The band has found its routine now; people are arriving in the same order, bikes stored under the church stairs, kettle on. At 10am, Eileen walked up to the mic to give us the first hint of the song she had started to write with a reggae vibe, which was immediately taken up by Fudge and Valter. Within very little time the structure was in place and the other verses had been written. Eileen had conceived a drum n bass section at the end of the tune – a massive shift in style and tempo, but the band was keen to take it on; “it’s MiP, of course we can make it work!” Eileen said. Make it work we did, and a rather quirky genre mash-up was born. It’ll definitely catch on.
All the instruments are vying for space in the Browning Room, with cellos next to singers and vocoders next to clarinets. I’ve spent most of the week on a keyboard facing all the vocalists and have been staggered to see the difference in the body language and confidence of the 4 vocalists. On the first day the nerves were showing, but now there are 4 confident, creative musicians, each geeing each other on with encouragement and reassurance. They make a really strong team.
Sharleen was next to unveil a song to the band, something she introduced as “it’s not finished and I haven’t structured the lyrics yet”; cue a stunning rendition of a verse and a chorus which left the whole of the band open mouthed. It took very little time to hone it; other members of the band threw in ideas for orchestration and suggestions for harmonies in the chorus. Unbelievably, the band had created 2 new songs in the space of 3 hours, so was ahead of schedule – leaving time in the afternoon to work on the final song of the set, inspired by the band’s drummer Selwyn.
Selwyn’s up-tempo riff was jumped upon by the vocalists; Fudge suggested the concept for the song lyric and within half an hour he and Valter had written verses and Eileen and Sharleen had written the chorus. Lee decided that he would leave the bass part to Joe for this track and that he would move on to the congas – at which point the band was treated to another of Lee’s talents as he grooved away in the background. We rehearsed it a few times, re-orchestrated the start and the finish, then sat down.
“So how many is that then?” asked Valter, “is it 6? SIX?! We’ve done 6 songs in only 3 days?!”
As it dawned on the band that we had got much further than we predicted in the time available, the excitement peaked and there was a massive cheer and high fives for everyone’s efforts. The conversation quickly changed to ‘famous people we have seen normal places’, as it so often does.

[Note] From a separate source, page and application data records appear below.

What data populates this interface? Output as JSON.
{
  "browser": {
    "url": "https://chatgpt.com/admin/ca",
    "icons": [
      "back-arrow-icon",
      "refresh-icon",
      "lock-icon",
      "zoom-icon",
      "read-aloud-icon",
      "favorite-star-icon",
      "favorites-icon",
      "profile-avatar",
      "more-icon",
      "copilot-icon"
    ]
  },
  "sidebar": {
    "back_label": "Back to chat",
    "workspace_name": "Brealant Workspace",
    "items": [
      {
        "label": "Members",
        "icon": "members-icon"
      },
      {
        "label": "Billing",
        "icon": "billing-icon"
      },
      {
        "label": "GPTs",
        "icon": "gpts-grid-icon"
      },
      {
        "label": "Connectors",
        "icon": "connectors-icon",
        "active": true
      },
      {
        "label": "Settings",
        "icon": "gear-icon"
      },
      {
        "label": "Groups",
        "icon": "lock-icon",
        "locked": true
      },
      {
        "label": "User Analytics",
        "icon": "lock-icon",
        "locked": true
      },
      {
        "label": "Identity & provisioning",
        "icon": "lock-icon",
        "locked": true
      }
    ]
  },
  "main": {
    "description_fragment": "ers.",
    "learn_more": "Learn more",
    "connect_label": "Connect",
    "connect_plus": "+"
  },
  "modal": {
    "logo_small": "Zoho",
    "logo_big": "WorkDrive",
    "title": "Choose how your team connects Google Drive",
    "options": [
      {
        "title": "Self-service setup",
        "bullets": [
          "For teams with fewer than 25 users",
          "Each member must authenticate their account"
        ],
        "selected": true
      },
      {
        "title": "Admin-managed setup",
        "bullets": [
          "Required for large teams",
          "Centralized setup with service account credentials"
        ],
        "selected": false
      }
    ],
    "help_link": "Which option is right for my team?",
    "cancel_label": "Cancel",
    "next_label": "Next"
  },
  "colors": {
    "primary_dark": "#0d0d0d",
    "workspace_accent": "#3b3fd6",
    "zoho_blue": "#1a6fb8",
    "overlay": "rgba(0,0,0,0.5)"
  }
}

Lunchtime was spent on tables out of the front of the church, with members of the band striking up conversations about football, famous bass guitarists and what it was like to go to music college. It’s great to see the new friendships that have been forged and how quickly the band has gelled both in and out of the rehearsal room.
The project team discussed how wonderful it is to see people we first met in vastly different surroundings outside now, working in the same creative way as we did inside, but without the constraints of prison. Somehow it has enhanced the creativity, the barriers are down and the music has benefitted massively. One of the best things is that we have a mixed band, something we have obviously not worked with inside: having both male and female voices is such a plus, as exciting harmonies become possible and songs can be ‘acted out’ and become totally believable.
Thursday is going to be very exciting as we recap and refine each song ready to record on Friday. Having a whole day to do this will be great; there are a couple of visitors coming in tomorrow to listen to what we have written, so that could be a mini dress rehearsal for our show on July 5th…